The inevitable untangling (should this be a coined term?) is what I hypothesize as man’s cosmic function: to act as the mediator of turning chaos to order. Madness to method.

Let us take this madness of a thought experiment and untangle it further:

The rope can represent anything, but let us represent it as Mind.

We all are born with an untangled rope. Like a fresh rope coming from the threads-men, (or a more useful simile in these days is the new pair of head phones, with the cord carefully wrapped up) we are perfect.

Pure.

But our rope is in the hands of our parents then, and they have been pulling their own rope through tired fingers for long before we come along. So, our rope is handled craftily by them, but at the same time, sloppily.
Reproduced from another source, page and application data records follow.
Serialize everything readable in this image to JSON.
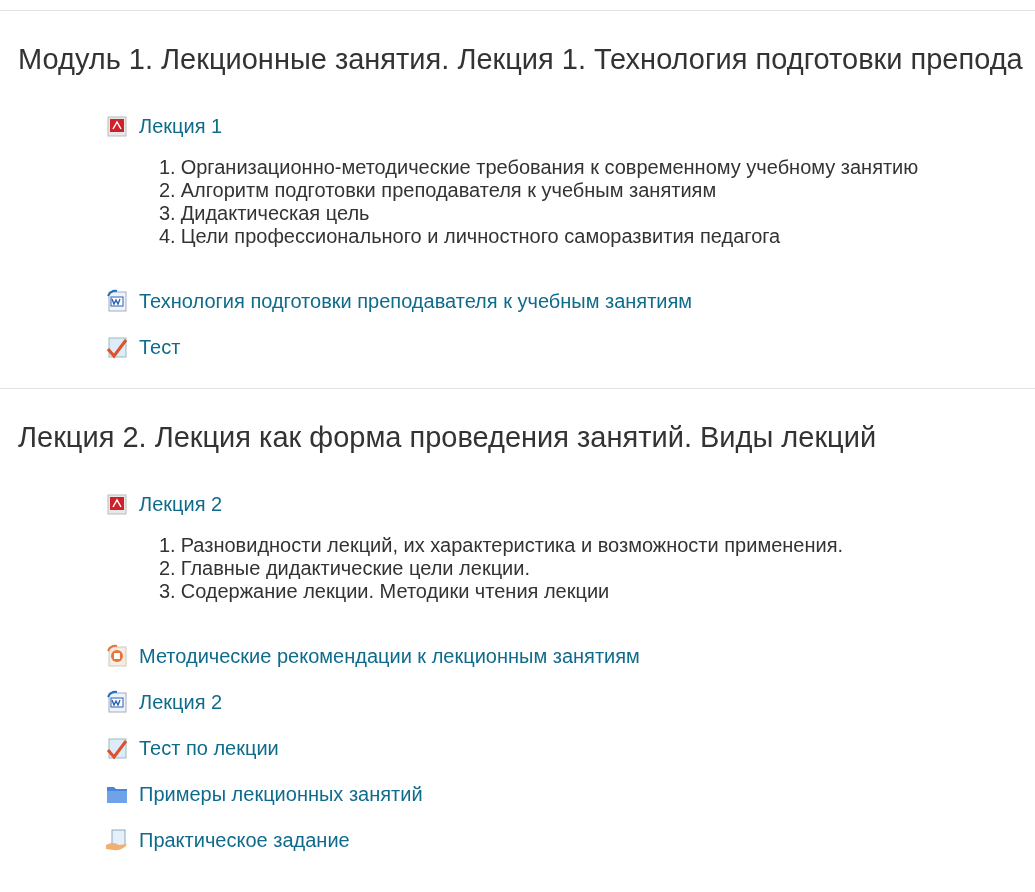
{
  "sections": [
    {
      "title": "Модуль 1. Лекционные занятия. Лекция 1. Технология подготовки препода",
      "activities": [
        {
          "kind": "pdf",
          "name": "Лекция 1",
          "items": [
            {
              "number": "1.",
              "text": "Организационно-методические требования к современному учебному занятию"
            },
            {
              "number": "2.",
              "text": "Алгоритм подготовки преподавателя к учебным занятиям"
            },
            {
              "number": "3.",
              "text": "Дидактическая цель"
            },
            {
              "number": "4.",
              "text": "Цели профессионального и личностного саморазвития педагога"
            }
          ]
        },
        {
          "kind": "word",
          "name": "Технология подготовки преподавателя к учебным занятиям"
        },
        {
          "kind": "quiz",
          "name": "Тест"
        }
      ]
    },
    {
      "title": "Лекция 2. Лекция как форма проведения занятий. Виды лекций",
      "activities": [
        {
          "kind": "pdf",
          "name": "Лекция 2",
          "items": [
            {
              "number": "1.",
              "text": "Разновидности лекций, их характеристика и возможности применения."
            },
            {
              "number": "2.",
              "text": "Главные дидактические цели лекции."
            },
            {
              "number": "3.",
              "text": "Содержание лекции. Методики чтения лекции"
            }
          ]
        },
        {
          "kind": "ppt",
          "name": "Методические рекомендации к лекционным занятиям"
        },
        {
          "kind": "word",
          "name": "Лекция 2"
        },
        {
          "kind": "quiz",
          "name": "Тест по лекции"
        },
        {
          "kind": "folder",
          "name": "Примеры лекционных занятий"
        },
        {
          "kind": "assign",
          "name": "Практическое задание"
        }
      ]
    }
  ]
}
It is in the later stages of life, where we find individuality (where I am now), that we are for the first time given our own rope. And then, we are expected to know what to do with it.

For me, I hadn’t a clue what to do with the rope, my mind.

I was dismayed to see that my rope was tangled. It hadn’t been. My parents had it all ordered out, looped and twisted around itself in a perfect knot and tie. But when somebody handles a rope and then hands the bundle to you, be fascinated at how intricate it is to unravel it. You must be very careful and know exactly how they wrapped the rope in order to do it.

With headphones, it is easier, but with 200 feet of rope (trust me), one wrong pull and you have a tangled mess.

This is life.

And I don’t think anybody has made it out tangle-free.

Since day one for me, the inevitable tangle tango had commenced. It is frustrating, yes, but it cannot remain tangled unless I completely give up. I keep working the rope, not worried about how skillfully I do this. I just pull and tug, flip and tie, loop and twist. And the rope begins to slacken over time.

I found that it is all one rope, though with the tangled knots it looked like many.

When it is all pulled out, the untangled mess turned into one long noodle of a rope, then you are able to do with it as you please. Tie things. Make knots. Do tricks with it. This is what these words are: the tricks with my rope. I’m not showing off, this is simply what I chose do with the rope, my mind.

Soon, after playing with it, though, I find it tangled again. A beautiful chaos, like the way a river goes, or the way a cookie crumbles.

The rope, my mind, will always need to be untangled.

I’ve heard it called agitated cord syndrome: where we do not know how these stupid headphones that we left in perfect order have become tangled again!

This is life.

The beauty of living isn’t having an untangled rope, or even doing cool tricks, the beauty is in the untangling of the rope. The tedious pulling, tugging, flipping, tying, looping, and twisting.

And then: slackening.

Getting “It”

I always fear that the reader “won’t get it.”

This is all I seem to hear from those I share my musing with. My writings are nothing but a monkey juggling to them.

“Ha ha ha ha,” they laugh. But they don’t get it.

“You’re so wise,” they say. But they don’t get it.

“Wow,” or “Whoa,” or “What?”

They don’t get it.

I don’t get that they can’t get it.

They can’t get that I don’t get that they can’t get it.

Get this:

I can’t even get that they can’t get that I don’t get that they can’t get it.

Get it?

Probably not.